No Randy I am not saying that all Sheridan did was take back his own stuff. I am saying that Sheridan took back his own camps, the 18 pieces of artillery that was lost plus an additional 23 guns that were Early's. In addition the wagon train I am refering to is not Sheridans own being recaptured but those of Early's train in addition.

Further, I am not sure what battle you are talking about because Cedar Creek was a one day battle on October 19th, 1864. This battle was the end of the Valley Campaings. This is the time line of events that I know of Cedar Creek. At about 5am (just before sunrise) on October 19th, Early's forces hit the Army of the Shenendoah achieving complete surpise. They hit the VIII Corp first which breaks an runs. The next in line was the XIX Corps which also broke and ran. Finally Early hits the VI Corps which retreats in good order. At this point, Early losses control his his forces as the hungary Rebs start to ransack the Union camps and stuff themselves on Union rations that were cooking over the fires in the captured camps. This first phase of the battle ends around 10amish.

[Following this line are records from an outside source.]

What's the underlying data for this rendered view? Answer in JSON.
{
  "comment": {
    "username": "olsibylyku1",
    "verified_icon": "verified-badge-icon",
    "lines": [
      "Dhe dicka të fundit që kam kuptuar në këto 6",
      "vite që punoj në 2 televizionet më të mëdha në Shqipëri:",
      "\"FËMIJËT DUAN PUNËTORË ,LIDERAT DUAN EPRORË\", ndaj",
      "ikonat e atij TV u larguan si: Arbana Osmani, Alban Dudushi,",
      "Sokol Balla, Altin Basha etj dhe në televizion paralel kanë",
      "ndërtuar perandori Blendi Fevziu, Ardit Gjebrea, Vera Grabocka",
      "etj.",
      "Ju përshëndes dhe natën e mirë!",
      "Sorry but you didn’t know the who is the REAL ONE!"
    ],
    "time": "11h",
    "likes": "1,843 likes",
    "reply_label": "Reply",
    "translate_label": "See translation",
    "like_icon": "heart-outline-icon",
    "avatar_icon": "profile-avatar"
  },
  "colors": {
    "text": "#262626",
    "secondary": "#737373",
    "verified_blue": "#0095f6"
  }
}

Early gets him men back under control and starts to renew the offensive around 3pm on October 19th (the same day). The attack stalls out and by 4pm the Union VI Corp is counter attacking. This attack pushes Early back beyond his starting point, i.e. taking back the ground lost plus some note here I am saying for the 3rd time Sheridan did more then just retake the ground he lost. While this is going on Cavalry units break the Confederate left flank, get in behind Early's lines. At this point, the Confederates break and run. They try for an orderly retreat. However, while back there the Cavalry destroyed a bridge and cut off most avenues of retreat. They then get in amongest the retreating Confederates. This caused the retreat to devolve into a rout.

Early captured a couple of hundred Union soldiers in the morning actions. Sheridan, on the other hand, captured thousands of Confederates in the afternoon action.

Now you can make an argument that Early was called back to Lee because his operation was over but that is only because his force was no longer capable of carrying out it's purpose. The purpose of sending Early to the Shenendoah was two fold, 1.)protect the last major economic and agricultural producing area in Virigina and 2.) draw off and defeat forces from Grant's army in Petersburg. Specifically Lee ordered Early in an October 12, 1864 letter to move against and crush Sheridan. Not only did he fail to do this, after Cedar Creek his force was completely incapable on doing anything.

I would argue you are the one blinded by his passions in regards to this. Trying to claim that the two different parts of the action of Cedar Creek represent two different battles is like trying to claim Gettysburg was actually Lee victory because he clearly won the first day of the battle while the 2nd and 3rd days were seperate actions. Sorry Randy, but you are incorrect in this aspect.